San Diego Faces Own Medicine as Arizona Residents Cancel Travel Following Boycott of State

Arizona tourists are biting back against San Diego for its city council's decision to boycott the Grand Canyon State over its immigration law signed by Gov. Jan Brewer last month.

Would-be tourists have notified the San Diego Convention and Visitors Bureau and some hotels that they are canceling their scheduled travel to the coastal vacation destination, according to the San Diego Union-Tribune.

According to the newspaper, the convention bureau has received about 25-30 emails from Arizona residents, with some saying they are canceling their reservations and taking their money elsewhere.

That has tourism officials urging Arizonans to consider the resolutions as merely symbolic and local politics at work.

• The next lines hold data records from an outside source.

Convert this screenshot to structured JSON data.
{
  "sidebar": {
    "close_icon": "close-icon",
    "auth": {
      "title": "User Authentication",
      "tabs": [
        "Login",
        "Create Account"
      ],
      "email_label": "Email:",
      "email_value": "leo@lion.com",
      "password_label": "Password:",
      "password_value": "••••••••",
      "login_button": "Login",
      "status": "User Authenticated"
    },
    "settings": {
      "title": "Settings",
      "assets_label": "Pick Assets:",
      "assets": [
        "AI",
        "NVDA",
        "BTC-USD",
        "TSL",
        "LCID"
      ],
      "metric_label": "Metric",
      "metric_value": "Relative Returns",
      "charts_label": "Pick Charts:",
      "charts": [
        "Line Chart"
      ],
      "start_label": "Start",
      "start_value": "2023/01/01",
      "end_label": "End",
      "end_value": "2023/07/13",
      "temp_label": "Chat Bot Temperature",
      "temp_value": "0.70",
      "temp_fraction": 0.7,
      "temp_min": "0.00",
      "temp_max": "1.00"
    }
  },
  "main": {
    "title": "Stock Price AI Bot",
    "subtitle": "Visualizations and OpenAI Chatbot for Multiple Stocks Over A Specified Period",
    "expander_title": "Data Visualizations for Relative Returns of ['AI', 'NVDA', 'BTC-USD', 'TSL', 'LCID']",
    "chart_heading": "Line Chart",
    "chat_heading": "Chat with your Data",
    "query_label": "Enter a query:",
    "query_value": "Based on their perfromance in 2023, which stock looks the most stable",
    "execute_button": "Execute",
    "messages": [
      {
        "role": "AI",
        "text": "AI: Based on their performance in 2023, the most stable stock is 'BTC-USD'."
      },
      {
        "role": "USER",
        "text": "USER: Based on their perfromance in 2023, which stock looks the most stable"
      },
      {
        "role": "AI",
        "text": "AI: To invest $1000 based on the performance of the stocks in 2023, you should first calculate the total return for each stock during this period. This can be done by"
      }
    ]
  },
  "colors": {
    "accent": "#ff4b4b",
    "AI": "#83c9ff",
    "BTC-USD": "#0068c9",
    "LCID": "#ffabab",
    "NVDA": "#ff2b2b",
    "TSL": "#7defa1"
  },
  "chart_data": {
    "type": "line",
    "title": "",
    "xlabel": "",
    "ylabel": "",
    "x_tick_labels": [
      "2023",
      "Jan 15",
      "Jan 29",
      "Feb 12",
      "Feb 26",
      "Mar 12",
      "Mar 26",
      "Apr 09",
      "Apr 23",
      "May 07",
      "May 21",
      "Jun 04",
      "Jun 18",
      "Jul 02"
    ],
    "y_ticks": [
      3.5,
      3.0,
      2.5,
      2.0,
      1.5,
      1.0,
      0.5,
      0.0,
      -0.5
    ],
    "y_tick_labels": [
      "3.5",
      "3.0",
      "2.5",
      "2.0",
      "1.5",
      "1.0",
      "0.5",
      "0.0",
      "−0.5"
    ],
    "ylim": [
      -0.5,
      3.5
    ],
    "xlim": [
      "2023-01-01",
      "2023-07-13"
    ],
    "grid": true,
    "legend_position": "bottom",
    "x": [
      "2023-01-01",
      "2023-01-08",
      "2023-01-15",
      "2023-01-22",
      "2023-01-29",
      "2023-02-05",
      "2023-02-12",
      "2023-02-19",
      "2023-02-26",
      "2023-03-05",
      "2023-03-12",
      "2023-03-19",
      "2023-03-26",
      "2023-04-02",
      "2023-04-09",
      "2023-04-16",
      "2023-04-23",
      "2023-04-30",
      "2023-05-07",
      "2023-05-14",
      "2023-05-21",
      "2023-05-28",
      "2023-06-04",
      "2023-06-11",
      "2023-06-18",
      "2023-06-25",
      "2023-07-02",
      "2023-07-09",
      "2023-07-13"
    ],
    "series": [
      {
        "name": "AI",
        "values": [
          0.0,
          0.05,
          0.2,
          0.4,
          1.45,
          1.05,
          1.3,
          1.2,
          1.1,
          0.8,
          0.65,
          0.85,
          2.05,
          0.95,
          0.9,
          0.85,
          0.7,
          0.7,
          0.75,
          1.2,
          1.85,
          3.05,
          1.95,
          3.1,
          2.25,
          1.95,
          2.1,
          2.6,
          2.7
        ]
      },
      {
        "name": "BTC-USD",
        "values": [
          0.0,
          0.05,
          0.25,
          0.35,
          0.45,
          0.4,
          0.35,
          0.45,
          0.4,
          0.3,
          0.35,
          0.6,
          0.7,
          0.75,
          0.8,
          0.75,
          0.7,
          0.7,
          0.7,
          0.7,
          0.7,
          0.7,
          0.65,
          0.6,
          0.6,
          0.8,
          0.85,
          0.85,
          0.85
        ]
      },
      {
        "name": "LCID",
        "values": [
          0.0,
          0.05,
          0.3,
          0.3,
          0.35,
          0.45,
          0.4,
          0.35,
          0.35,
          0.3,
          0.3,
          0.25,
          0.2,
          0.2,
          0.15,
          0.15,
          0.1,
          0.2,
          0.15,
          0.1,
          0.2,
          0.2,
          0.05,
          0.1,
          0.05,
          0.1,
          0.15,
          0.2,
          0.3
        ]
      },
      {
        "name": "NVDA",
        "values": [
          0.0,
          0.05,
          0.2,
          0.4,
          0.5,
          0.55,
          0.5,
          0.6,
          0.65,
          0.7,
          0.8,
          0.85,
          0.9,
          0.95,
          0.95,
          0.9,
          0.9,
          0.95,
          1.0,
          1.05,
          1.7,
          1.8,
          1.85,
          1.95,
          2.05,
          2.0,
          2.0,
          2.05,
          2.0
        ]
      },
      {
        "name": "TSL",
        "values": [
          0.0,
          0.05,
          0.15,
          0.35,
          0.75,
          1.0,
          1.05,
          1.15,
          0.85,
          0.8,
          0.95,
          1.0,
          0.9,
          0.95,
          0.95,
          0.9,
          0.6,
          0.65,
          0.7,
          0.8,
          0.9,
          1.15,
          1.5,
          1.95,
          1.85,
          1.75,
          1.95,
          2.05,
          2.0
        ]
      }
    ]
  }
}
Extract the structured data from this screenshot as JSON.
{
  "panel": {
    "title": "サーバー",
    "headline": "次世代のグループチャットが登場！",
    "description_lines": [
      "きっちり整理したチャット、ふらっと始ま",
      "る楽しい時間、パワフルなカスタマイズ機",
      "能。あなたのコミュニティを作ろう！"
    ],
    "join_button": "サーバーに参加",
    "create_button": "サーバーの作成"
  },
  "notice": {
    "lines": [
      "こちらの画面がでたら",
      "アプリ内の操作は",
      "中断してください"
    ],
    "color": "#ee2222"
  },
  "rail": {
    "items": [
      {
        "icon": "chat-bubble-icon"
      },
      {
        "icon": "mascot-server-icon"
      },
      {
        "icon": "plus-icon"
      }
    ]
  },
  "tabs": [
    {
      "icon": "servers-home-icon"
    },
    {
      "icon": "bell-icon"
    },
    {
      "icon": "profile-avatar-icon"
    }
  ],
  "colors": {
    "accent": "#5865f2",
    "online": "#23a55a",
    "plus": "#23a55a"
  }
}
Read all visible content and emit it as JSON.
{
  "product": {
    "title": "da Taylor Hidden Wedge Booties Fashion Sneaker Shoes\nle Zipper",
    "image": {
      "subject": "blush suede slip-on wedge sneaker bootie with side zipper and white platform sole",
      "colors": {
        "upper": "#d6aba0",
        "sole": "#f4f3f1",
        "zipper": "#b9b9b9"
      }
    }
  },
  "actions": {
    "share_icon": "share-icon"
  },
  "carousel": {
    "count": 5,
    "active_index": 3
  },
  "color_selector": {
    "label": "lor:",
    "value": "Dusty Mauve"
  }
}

"We're in a very tough environment already because of everything else going on, and we don't need another negative impact to our industry," ConVis President Joe Terzi told the Union-Tribune. "This affects all the hardworking men and women who count on tourism for their livelihoods, so we’re saying, don't do something that hurts their livelihoods."

"I've been approached by a number of hotels who are very concerned because they’ve received cancelations from Arizona guests," Namara Mercer, executive director of the county Hotel-Motel Association, told the newspaper.

Roughly 2 million Arizonans visit San Diego each year but the recession has taken a toll on the hotel industry that was hoping for a comeback this year. Hotels are offering deep discounts to fill up their undersold rooms while the tourism board spends $7 million this spring and summer season to promote travel to the area.

Several councils in large cities like Los Angeles, Austin, Boston and San Francisco have approved boycotts on employee travel or future contracts with Arizona businesses as a result of the law that goes into effect on July 1.  The state tourism bureau has said the losses so far have reached nearly $10 million as a result of 23 canceled meetings.

But others are cautious, noting unintended consequences. Milwaukee’s city council delayed a vote on a boycott and Milwaukee Mayor Tom Barrett said he opposes such action.

On Saturday, former Republican vice presidential candidate Sarah Palin appeared with Brewer in Phoenix to criticize President Obama for not passing an immigration law and putting Arizona in the situation where it had to act on its own.

“It’s time for Americans across this great country to stand up and say ‘we’re all Arizonans now, and in clear unity, we say, Mr. President, do your job, secure our borders,’” Palin said.

Palin also has denounced a decision by Highland Park, Ill., officials who canceled the high school girls’ basketball team’s travel to the state in December. Both Highland Park Assistant Superintendent Suzan Hebson and the Austin City Council suggested that their decisions were less based on politics than concern their players and employees could be in harm’s way if they want to Arizona. Hebson, however, told the Chicago Tribune that she did not know if any student players were themselves illegal immigrants.

Palin, a former basketball player, said she would raise money or find other ways to get the players to the tournament.

Meanwhile, in San Diego, school board President Shelia Jackson said she is sorry people don’t want to come to her city, but she still supports her vote to boycott Arizona.

“It’s sad that people would cancel their plans to come here in reaction to that, but I still think we did the right thing,” Jackson told the Union-Tribune. “Certainly, we know how important tourism is to San Diego, and it wasn’t my intent to impact the tourism trade.”